### TASK TO COMPLETE
Each entry below must be repeated exactly, with pictures left out.

______

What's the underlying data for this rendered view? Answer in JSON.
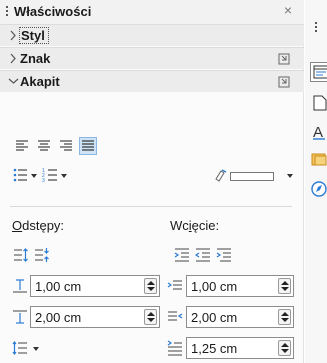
{
  "panel": {
    "title": "Właściwości",
    "close_glyph": "×",
    "sections": {
      "styl": "Styl",
      "znak": "Znak",
      "akapit": "Akapit"
    }
  },
  "paragraph": {
    "spacing_label_prefix": "O",
    "spacing_label_rest": "dstępy:",
    "indent_label_prefix": "Wc",
    "indent_label_accel": "i",
    "indent_label_rest": "ęcie:",
    "above_value": "1,00 cm",
    "below_value": "2,00 cm",
    "before_text_value": "1,00 cm",
    "after_text_value": "2,00 cm",
    "first_line_value": "1,25 cm",
    "alignment_selected": "justified",
    "highlight_color": "#ffffff"
  },
  "icons": {
    "align": [
      "align-left-icon",
      "align-center-icon",
      "align-right-icon",
      "align-justify-icon"
    ],
    "tabs": [
      "properties-tab-icon",
      "page-tab-icon",
      "styles-tab-icon",
      "gallery-tab-icon",
      "navigator-tab-icon"
    ]
  },
  "colors": {
    "accent": "#2a7bd4",
    "active_bg": "#cfe3f6",
    "header_bg": "#ececec"
  }
}
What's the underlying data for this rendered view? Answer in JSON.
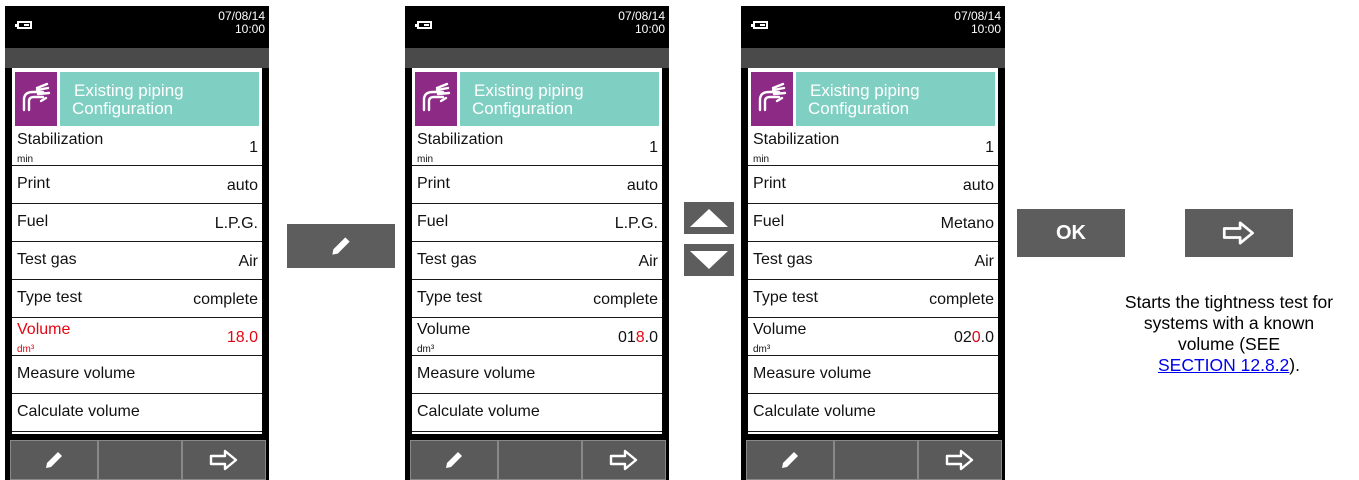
{
  "status": {
    "date": "07/08/14",
    "time": "10:00"
  },
  "header": {
    "line1": "Existing piping",
    "line2": "Configuration"
  },
  "screens": [
    {
      "rows": [
        {
          "label": "Stabilization",
          "unit": "min",
          "value": "1"
        },
        {
          "label": "Print",
          "value": "auto"
        },
        {
          "label": "Fuel",
          "value": "L.P.G."
        },
        {
          "label": "Test gas",
          "value": "Air"
        },
        {
          "label": "Type test",
          "value": "complete"
        },
        {
          "label": "Volume",
          "unit": "dm³",
          "value": "18.0"
        },
        {
          "label": "Measure volume"
        },
        {
          "label": "Calculate volume"
        }
      ]
    },
    {
      "rows": [
        {
          "label": "Stabilization",
          "unit": "min",
          "value": "1"
        },
        {
          "label": "Print",
          "value": "auto"
        },
        {
          "label": "Fuel",
          "value": "L.P.G."
        },
        {
          "label": "Test gas",
          "value": "Air"
        },
        {
          "label": "Type test",
          "value": "complete"
        },
        {
          "label": "Volume",
          "unit": "dm³",
          "value_pre": "01",
          "value_hl": "8",
          "value_post": ".0"
        },
        {
          "label": "Measure volume"
        },
        {
          "label": "Calculate volume"
        }
      ]
    },
    {
      "rows": [
        {
          "label": "Stabilization",
          "unit": "min",
          "value": "1"
        },
        {
          "label": "Print",
          "value": "auto"
        },
        {
          "label": "Fuel",
          "value": "Metano"
        },
        {
          "label": "Test gas",
          "value": "Air"
        },
        {
          "label": "Type test",
          "value": "complete"
        },
        {
          "label": "Volume",
          "unit": "dm³",
          "value_pre": "02",
          "value_hl": "0",
          "value_post": ".0"
        },
        {
          "label": "Measure volume"
        },
        {
          "label": "Calculate volume"
        }
      ]
    }
  ],
  "controls": {
    "ok_label": "OK"
  },
  "note": {
    "text": "Starts the tightness test for systems with a known volume (SEE",
    "link": "SECTION 12.8.2",
    "suffix": ")."
  },
  "icons": {
    "header": "pipe-hand-icon",
    "edit": "pencil-icon",
    "next": "arrow-right-icon",
    "up": "triangle-up-icon",
    "down": "triangle-down-icon",
    "battery": "battery-icon"
  },
  "colors": {
    "header_icon_bg": "#8c2a86",
    "header_title_bg": "#7fd0c2",
    "selected_red": "#e30613",
    "button_gray": "#5d5d5d"
  }
}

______

### THE COMPLETED TASK
What's the underlying data for this rendered view? Answer in JSON.
{
  "panel": {
    "title": "Właściwości",
    "close_glyph": "×",
    "sections": {
      "styl": "Styl",
      "znak": "Znak",
      "akapit": "Akapit"
    }
  },
  "paragraph": {
    "spacing_label_prefix": "O",
    "spacing_label_rest": "dstępy:",
    "indent_label_prefix": "Wc",
    "indent_label_accel": "i",
    "indent_label_rest": "ęcie:",
    "above_value": "1,00 cm",
    "below_value": "2,00 cm",
    "before_text_value": "1,00 cm",
    "after_text_value": "2,00 cm",
    "first_line_value": "1,25 cm",
    "alignment_selected": "justified",
    "highlight_color": "#ffffff"
  },
  "icons": {
    "align": [
      "align-left-icon",
      "align-center-icon",
      "align-right-icon",
      "align-justify-icon"
    ],
    "tabs": [
      "properties-tab-icon",
      "page-tab-icon",
      "styles-tab-icon",
      "gallery-tab-icon",
      "navigator-tab-icon"
    ]
  },
  "colors": {
    "accent": "#2a7bd4",
    "active_bg": "#cfe3f6",
    "header_bg": "#ececec"
  }
}
What's the underlying data for this rendered view? Answer in JSON.
{
  "status": {
    "date": "07/08/14",
    "time": "10:00"
  },
  "header": {
    "line1": "Existing piping",
    "line2": "Configuration"
  },
  "screens": [
    {
      "rows": [
        {
          "label": "Stabilization",
          "unit": "min",
          "value": "1"
        },
        {
          "label": "Print",
          "value": "auto"
        },
        {
          "label": "Fuel",
          "value": "L.P.G."
        },
        {
          "label": "Test gas",
          "value": "Air"
        },
        {
          "label": "Type test",
          "value": "complete"
        },
        {
          "label": "Volume",
          "unit": "dm³",
          "value": "18.0"
        },
        {
          "label": "Measure volume"
        },
        {
          "label": "Calculate volume"
        }
      ]
    },
    {
      "rows": [
        {
          "label": "Stabilization",
          "unit": "min",
          "value": "1"
        },
        {
          "label": "Print",
          "value": "auto"
        },
        {
          "label": "Fuel",
          "value": "L.P.G."
        },
        {
          "label": "Test gas",
          "value": "Air"
        },
        {
          "label": "Type test",
          "value": "complete"
        },
        {
          "label": "Volume",
          "unit": "dm³",
          "value_pre": "01",
          "value_hl": "8",
          "value_post": ".0"
        },
        {
          "label": "Measure volume"
        },
        {
          "label": "Calculate volume"
        }
      ]
    },
    {
      "rows": [
        {
          "label": "Stabilization",
          "unit": "min",
          "value": "1"
        },
        {
          "label": "Print",
          "value": "auto"
        },
        {
          "label": "Fuel",
          "value": "Metano"
        },
        {
          "label": "Test gas",
          "value": "Air"
        },
        {
          "label": "Type test",
          "value": "complete"
        },
        {
          "label": "Volume",
          "unit": "dm³",
          "value_pre": "02",
          "value_hl": "0",
          "value_post": ".0"
        },
        {
          "label": "Measure volume"
        },
        {
          "label": "Calculate volume"
        }
      ]
    }
  ],
  "controls": {
    "ok_label": "OK"
  },
  "note": {
    "text": "Starts the tightness test for systems with a known volume (SEE",
    "link": "SECTION 12.8.2",
    "suffix": ")."
  },
  "icons": {
    "header": "pipe-hand-icon",
    "edit": "pencil-icon",
    "next": "arrow-right-icon",
    "up": "triangle-up-icon",
    "down": "triangle-down-icon",
    "battery": "battery-icon"
  },
  "colors": {
    "header_icon_bg": "#8c2a86",
    "header_title_bg": "#7fd0c2",
    "selected_red": "#e30613",
    "button_gray": "#5d5d5d"
  }
}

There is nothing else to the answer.